**INSTRUCTIONS TO FOLLOW**
Search the data for the string "JSON" and extract every line where it appears.

**DATASET RECORDS**

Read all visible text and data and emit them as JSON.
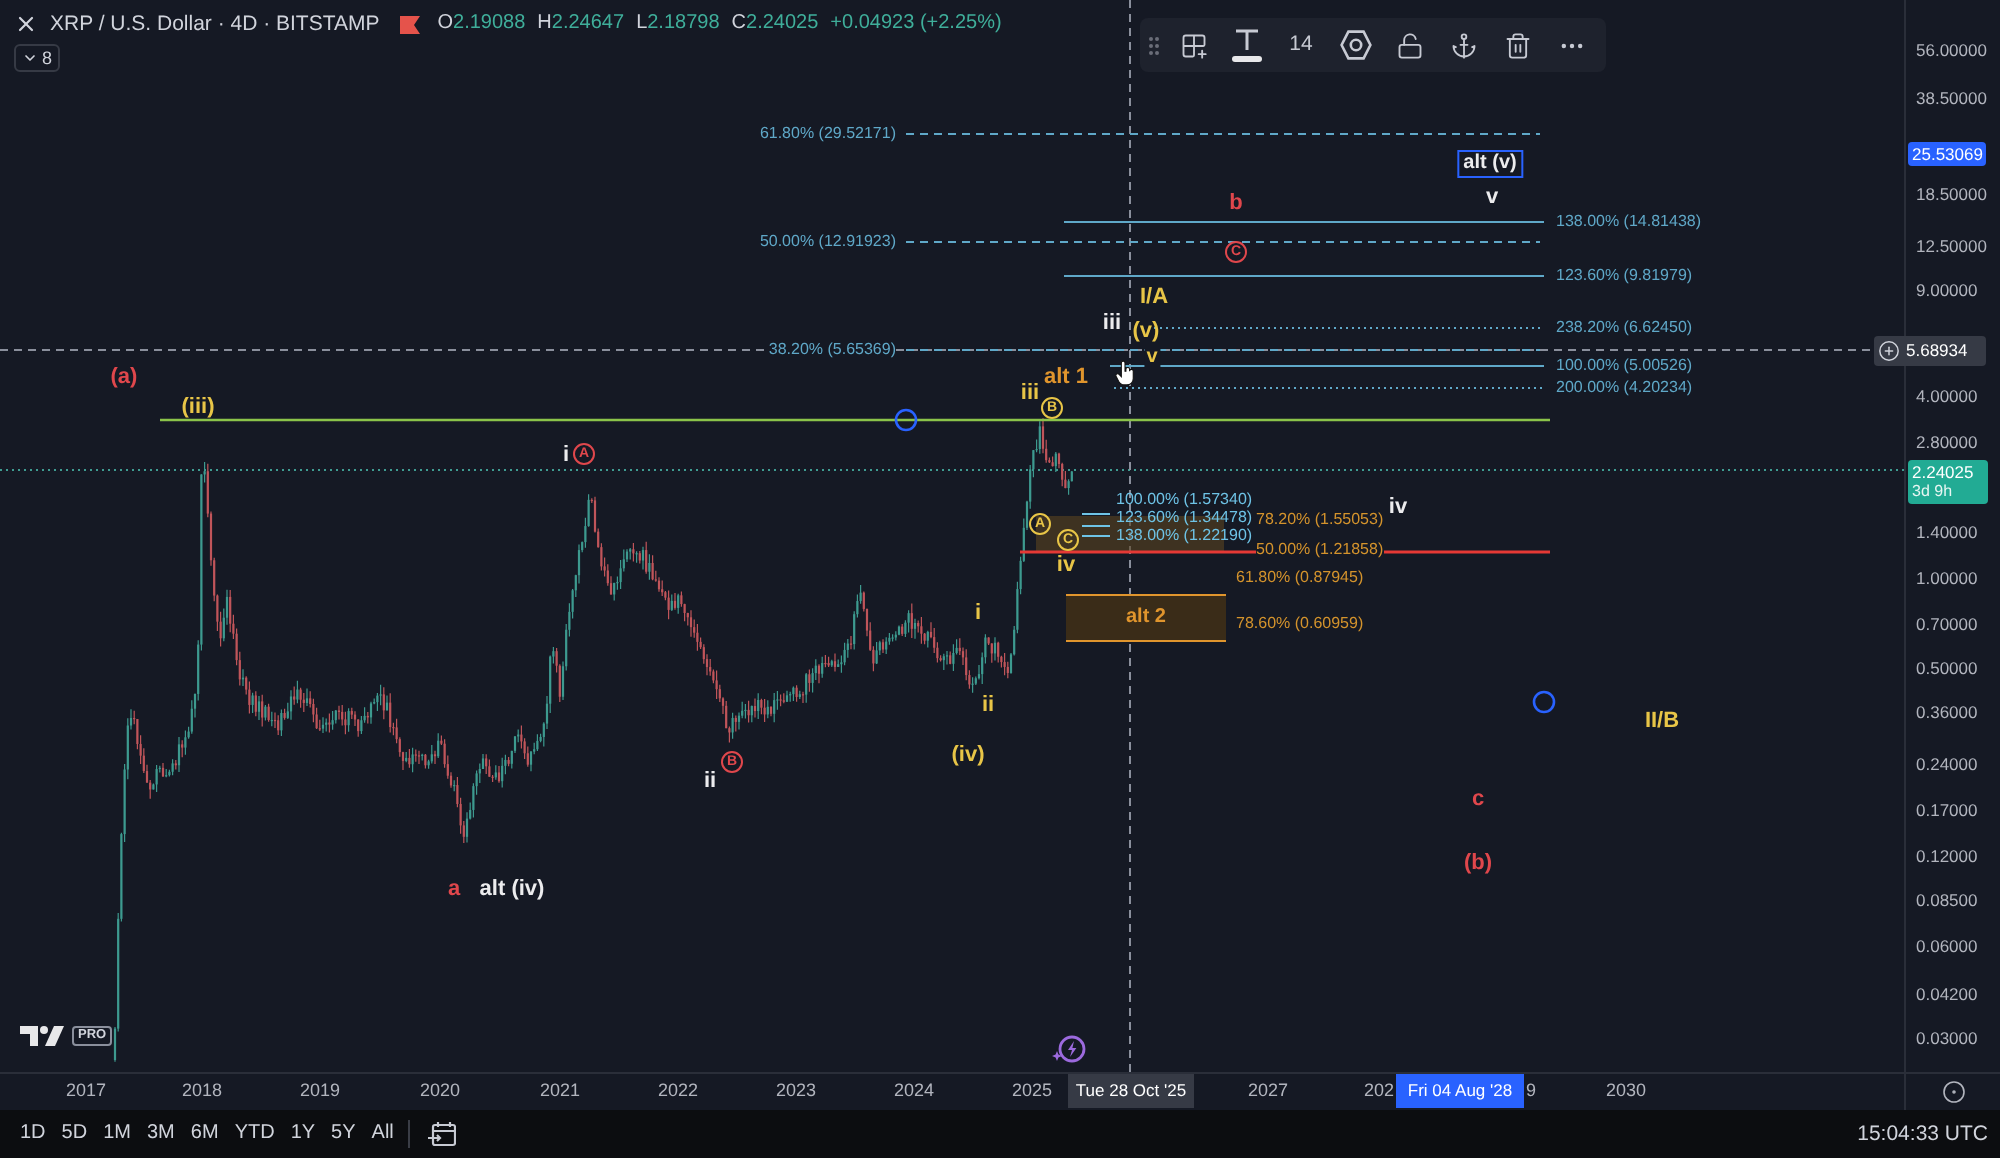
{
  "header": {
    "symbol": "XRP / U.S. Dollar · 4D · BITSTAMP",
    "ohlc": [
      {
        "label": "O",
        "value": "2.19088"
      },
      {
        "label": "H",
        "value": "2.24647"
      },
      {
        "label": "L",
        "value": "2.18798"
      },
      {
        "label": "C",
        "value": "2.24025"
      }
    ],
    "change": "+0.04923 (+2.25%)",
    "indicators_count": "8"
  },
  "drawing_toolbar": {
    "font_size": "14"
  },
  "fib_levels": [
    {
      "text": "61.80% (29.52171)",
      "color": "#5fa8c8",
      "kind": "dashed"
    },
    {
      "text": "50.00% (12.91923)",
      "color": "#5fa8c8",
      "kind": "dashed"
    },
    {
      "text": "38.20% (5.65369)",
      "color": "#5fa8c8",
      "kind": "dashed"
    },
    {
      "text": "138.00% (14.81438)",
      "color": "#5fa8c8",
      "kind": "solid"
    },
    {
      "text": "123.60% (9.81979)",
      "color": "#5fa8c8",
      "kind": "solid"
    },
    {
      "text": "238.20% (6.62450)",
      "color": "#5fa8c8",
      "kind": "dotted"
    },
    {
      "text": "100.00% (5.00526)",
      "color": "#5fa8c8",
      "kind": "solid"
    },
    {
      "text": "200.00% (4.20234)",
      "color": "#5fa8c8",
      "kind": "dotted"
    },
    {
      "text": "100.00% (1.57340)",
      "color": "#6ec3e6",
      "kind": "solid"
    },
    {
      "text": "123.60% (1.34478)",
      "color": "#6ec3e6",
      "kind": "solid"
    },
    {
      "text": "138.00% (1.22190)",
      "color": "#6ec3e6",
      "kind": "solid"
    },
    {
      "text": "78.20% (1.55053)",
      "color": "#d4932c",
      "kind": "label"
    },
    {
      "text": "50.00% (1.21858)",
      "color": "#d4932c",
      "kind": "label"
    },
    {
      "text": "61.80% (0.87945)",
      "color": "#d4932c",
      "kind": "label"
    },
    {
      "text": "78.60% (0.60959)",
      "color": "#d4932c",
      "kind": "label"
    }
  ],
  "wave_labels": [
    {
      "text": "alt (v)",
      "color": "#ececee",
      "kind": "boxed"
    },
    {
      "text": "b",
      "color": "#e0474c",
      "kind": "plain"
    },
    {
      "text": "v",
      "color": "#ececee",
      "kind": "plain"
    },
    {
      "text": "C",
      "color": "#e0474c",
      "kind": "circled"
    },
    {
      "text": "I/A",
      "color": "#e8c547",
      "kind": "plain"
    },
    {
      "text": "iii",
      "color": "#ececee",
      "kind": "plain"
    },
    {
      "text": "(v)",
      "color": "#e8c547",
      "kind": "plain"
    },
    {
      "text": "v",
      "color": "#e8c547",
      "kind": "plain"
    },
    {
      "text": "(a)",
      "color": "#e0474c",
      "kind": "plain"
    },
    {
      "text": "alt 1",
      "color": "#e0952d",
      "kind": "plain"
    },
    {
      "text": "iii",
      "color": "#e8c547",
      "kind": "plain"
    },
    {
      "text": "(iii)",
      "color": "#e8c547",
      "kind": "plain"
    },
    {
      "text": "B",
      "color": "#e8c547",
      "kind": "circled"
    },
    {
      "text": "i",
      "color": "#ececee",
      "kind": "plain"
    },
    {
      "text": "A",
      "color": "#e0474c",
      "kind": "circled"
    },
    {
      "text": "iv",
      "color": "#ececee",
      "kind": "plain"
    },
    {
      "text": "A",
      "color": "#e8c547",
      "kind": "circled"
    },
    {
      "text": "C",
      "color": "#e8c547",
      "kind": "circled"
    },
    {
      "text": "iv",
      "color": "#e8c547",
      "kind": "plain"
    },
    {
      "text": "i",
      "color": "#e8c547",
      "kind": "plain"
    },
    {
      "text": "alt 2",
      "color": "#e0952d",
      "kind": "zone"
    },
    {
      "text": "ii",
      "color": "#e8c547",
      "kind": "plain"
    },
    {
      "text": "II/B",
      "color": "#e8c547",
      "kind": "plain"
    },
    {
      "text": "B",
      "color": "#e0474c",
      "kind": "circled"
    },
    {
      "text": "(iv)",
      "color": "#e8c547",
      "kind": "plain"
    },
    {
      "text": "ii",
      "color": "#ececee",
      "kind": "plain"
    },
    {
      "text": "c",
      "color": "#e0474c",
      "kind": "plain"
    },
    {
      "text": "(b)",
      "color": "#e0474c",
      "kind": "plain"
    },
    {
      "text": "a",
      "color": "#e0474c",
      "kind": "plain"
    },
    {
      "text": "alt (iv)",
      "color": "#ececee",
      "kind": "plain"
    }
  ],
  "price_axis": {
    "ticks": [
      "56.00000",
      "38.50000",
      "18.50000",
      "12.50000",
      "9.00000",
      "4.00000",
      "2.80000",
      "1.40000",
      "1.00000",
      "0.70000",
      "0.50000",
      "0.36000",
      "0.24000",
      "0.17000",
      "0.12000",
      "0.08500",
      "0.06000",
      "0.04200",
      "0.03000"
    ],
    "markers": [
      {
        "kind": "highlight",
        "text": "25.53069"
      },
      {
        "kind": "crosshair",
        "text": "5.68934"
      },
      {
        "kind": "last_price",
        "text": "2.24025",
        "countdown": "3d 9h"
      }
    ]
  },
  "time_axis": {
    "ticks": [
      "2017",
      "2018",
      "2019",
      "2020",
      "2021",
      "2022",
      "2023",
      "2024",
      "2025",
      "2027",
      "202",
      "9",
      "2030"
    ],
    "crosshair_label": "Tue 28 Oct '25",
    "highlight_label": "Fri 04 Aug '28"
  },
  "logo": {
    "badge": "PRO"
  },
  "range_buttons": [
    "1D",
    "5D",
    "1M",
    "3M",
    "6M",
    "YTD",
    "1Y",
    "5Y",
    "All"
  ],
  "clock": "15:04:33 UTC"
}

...

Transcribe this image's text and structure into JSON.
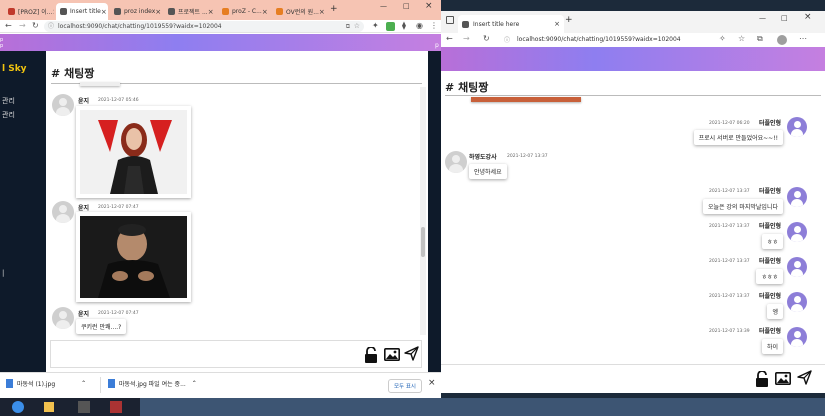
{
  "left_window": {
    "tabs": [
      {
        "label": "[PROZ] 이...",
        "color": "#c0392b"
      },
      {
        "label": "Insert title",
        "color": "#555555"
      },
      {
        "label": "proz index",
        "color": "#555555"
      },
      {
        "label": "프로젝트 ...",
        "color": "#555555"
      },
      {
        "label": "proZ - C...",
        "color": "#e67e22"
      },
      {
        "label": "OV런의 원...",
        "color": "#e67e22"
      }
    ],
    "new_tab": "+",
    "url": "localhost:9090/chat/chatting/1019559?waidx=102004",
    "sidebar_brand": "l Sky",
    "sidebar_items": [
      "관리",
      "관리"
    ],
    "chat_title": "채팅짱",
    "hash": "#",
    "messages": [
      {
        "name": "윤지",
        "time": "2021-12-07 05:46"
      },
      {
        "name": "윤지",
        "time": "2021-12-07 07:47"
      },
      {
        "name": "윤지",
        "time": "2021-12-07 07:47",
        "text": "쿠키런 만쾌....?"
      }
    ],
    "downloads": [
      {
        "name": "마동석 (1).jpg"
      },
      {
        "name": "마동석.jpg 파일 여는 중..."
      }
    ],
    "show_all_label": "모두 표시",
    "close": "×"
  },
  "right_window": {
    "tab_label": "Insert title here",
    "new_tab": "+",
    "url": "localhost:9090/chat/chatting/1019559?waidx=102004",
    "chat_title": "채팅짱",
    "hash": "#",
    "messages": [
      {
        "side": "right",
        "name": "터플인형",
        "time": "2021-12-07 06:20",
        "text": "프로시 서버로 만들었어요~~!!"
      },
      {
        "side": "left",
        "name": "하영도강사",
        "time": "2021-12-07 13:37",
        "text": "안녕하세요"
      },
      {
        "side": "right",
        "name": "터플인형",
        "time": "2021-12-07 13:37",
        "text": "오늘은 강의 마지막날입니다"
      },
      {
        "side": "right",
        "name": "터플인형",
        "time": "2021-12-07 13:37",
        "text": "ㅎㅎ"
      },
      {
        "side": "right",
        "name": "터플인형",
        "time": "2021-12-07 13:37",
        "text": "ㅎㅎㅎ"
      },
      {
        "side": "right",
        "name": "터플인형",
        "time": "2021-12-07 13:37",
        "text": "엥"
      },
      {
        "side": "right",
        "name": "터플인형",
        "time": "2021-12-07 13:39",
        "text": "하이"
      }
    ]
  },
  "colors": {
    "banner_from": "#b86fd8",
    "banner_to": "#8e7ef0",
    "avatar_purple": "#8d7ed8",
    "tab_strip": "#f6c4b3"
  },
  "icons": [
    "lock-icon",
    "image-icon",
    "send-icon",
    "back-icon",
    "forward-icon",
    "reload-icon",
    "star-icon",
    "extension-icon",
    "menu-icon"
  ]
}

**RESPONSE BOX**
Read all visible text and data and emit them as JSON.
Transcribe this image's text and structure into JSON.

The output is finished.